You've scored a gig in another country. Or, you've hired someone in another country. Either way, congratulations! You're about to go international. While working with someone in another country can be fun and rewarding, there are a few things to consider before the process begins. Being prepared will save you a lot of headache, trust me. These apply in most industries but a few surprises wait in store for us game folk.
Why do it? At times working internationally is done to find work that can’t be done anywhere else. Ideally this is why you should consider it. If you want Katsuhiro Otomo or Masamune Shiro and ONLY those artists and their teams to do the concept art and art assets for your project, that’s a quick example. Another example is that the London Symphony has attributes that can’t be matched anywhere else, even Los Angeles, though admittedly you’re comparing apples to oranges. Still, the rule applies depending on your stylistic preference.
Outsourcing business processes such as IT and supply chain has been done for years with success just as dependent on proper management and oversight as domestic operations.
Another reason to take your work (or look for it) elsewhere is that it is cheaper, but bear in mind that “you get what you pay for” applies just as much in another country as it does your own. You may think you’re saving 50% in production costs by outsourcing a bulk of your artwork, but if you aren’t assured that your tests have been done by the same team that will be working on the project itself, confirm your qualitative requirements and ensure you have solid exit clauses if those requirements aren’t met.
Dealing with creative content, this can be very difficult to quantify beyond satisfaction that is measured based on references prior to the start of a project or at least during pre-production.
If you decide that an international route is still your best bet, some factors to keep strictly in mind are:
Time Zone: This should be obvious, but time differences can wreak havoc when a release candidate is due. Making sure to build in the extra day (or more) it can take depending on your contractor or customers location will mean less panic for a TRC check from your publisher.

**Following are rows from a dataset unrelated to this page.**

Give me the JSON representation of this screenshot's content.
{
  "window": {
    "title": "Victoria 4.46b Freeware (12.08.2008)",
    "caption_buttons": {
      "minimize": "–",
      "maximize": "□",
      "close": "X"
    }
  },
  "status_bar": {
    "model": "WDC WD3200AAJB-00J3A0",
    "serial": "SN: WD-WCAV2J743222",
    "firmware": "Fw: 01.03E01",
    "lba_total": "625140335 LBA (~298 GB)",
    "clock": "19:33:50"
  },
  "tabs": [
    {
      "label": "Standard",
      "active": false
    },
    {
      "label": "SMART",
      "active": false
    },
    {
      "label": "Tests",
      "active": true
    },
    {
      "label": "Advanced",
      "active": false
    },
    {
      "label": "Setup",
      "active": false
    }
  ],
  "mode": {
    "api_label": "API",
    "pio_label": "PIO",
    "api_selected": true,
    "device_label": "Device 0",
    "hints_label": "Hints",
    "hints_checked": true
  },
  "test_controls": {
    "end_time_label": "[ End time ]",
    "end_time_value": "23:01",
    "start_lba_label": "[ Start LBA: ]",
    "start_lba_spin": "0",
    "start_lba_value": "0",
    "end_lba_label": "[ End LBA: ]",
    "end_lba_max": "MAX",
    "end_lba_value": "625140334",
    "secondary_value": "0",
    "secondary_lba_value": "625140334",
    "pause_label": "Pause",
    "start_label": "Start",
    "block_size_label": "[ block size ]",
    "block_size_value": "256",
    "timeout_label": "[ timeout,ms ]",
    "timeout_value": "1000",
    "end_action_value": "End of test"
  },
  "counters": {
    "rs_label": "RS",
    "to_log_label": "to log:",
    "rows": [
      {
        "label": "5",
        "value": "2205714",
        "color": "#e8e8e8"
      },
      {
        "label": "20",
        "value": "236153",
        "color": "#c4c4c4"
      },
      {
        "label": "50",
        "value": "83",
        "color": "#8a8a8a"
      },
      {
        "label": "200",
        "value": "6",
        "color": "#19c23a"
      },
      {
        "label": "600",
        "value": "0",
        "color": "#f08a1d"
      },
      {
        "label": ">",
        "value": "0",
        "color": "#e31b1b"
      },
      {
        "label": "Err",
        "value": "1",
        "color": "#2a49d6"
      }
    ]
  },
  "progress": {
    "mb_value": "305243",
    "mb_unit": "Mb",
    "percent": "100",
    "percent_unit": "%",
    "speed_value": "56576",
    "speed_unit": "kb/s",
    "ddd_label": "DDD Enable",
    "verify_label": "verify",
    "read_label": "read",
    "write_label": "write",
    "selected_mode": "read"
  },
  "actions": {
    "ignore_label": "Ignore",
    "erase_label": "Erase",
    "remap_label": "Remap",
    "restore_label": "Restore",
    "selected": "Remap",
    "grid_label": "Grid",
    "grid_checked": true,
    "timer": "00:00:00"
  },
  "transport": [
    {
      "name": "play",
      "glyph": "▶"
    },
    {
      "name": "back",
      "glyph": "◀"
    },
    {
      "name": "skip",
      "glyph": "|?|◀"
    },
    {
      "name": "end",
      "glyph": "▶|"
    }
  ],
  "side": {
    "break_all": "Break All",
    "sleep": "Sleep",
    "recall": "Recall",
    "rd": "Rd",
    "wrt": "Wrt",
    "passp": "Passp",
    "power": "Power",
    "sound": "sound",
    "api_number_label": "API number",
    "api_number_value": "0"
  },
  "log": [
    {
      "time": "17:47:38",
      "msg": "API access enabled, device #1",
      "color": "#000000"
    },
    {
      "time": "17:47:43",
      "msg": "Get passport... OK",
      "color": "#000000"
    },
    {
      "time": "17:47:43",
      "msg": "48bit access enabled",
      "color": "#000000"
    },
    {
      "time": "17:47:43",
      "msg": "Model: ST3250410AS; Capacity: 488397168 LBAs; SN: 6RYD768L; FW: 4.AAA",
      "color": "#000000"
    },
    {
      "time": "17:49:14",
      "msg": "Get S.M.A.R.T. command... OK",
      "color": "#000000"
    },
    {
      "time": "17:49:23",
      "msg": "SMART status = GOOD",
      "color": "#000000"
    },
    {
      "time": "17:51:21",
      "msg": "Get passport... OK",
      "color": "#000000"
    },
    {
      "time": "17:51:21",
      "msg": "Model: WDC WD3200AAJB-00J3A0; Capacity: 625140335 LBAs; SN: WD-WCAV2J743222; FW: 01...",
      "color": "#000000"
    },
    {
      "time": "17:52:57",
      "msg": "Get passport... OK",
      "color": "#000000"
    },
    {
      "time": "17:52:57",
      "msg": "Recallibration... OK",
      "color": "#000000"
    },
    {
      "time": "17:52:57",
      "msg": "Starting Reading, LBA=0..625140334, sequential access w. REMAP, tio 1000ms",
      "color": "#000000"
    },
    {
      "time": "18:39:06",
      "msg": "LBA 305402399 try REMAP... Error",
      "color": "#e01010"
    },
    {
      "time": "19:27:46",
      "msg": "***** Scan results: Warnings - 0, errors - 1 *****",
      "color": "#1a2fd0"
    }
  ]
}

This additional time in the schedule at appropriate milestones and delivery dates will ensure you take another variable out of the equation. In addition, know when people go home and be sure to set your availability as well. Finally, consider holidays that differ from yours and build that time in as well. Easy for me to say of course is the phrase "it's better to ask forgiveness than to ask permission" true when it comes to a developer and a publisher? Frightening, but sometimes the answer is yes. The point is, it shouldn't be true.
Travel / Phone / Onsite staff: Communication back and forth can be established easily with today’s technology. Beyond the internet however, phone charges and travel costs at times can offset the savings you establish from the production costs alone. In addition, don’t be fooled into thinking New York and the Bay Area are the most expensive places to live. Japan boasts four out of the top ten most expensive cities in the world for cost of living: Tokyo (#1), Nagoya (#4), Yokohama (#5), and Kobe (#7), which partially explains why Japan has invested heavily in Western development.
Payment: Never , even under torture, consider a straight exchange rate from Google at the time of contract signing to be a reliable way to convert currency. This happens alarmingly often. Hundreds or even thousands of dollars can be lost on either side depending on rate changes throughout the project.
The exchange rate should be figured at the time of each payment, and the rate source should be mutually agreed upon before a contract is fully executed. For actual payment, wiring money and mailing checks can be more time consuming and costly than one would imagine. Currently the best way to go is PayPal. They charge a flat rate for domestic and international transfers that are far less than most banks.
International law: There can be added cost to negotiating a contract. Sometimes the other party may opt to have it translated, and that is a cost that can run as high as several thousand dollars US. In addition, some countries (Finland is one example) have ethics laws that may not be acceptable to your legal team, or may involve more time in negotiation.
Depending on the size of the contract in money and time, particularly if a celebrity is involved, expect at least three weeks minimum to elapse before it is signed, with the process taking as long as 6 months.
Language: I've seen some pretty funny situations when working with clients from other countries. Specifically a tip for voice over folks is to almost never use authentic Russian actors for highly emotional roles. You can tell an actor from Moscow to scream in pain, to imagine his limbs are being pulled off, but you might get a muted grunt if you're lucky. That if course is pretty specific.
In general, ensure that someone actually working as a representative speaks your language, or vice versa depending on the gig. Having someone on your end familiar with the language as well as the specific terms for whatever discipline youre dealing with (art, engineering, design) can save hours and hours of translation time.
In addition, be mindful of customs. In Japan, for example, do not put a business card in your back pocket. It is considered an insult. And don't try to bow if you havent done it with practice. There is a way to do it that takes time to learn and thinking you know how is far from knowing how.
Once you have all these basic considerations entrenched in your development practices, you’ll find doing business internationally a lot more rewarding and a lot less surprising.
1) Reference: Yahoo! Finance article provided by BusinessWeek: http://finance.yahoo.com/family-home/article/109909/the-worlds-most-expensive-cities-2010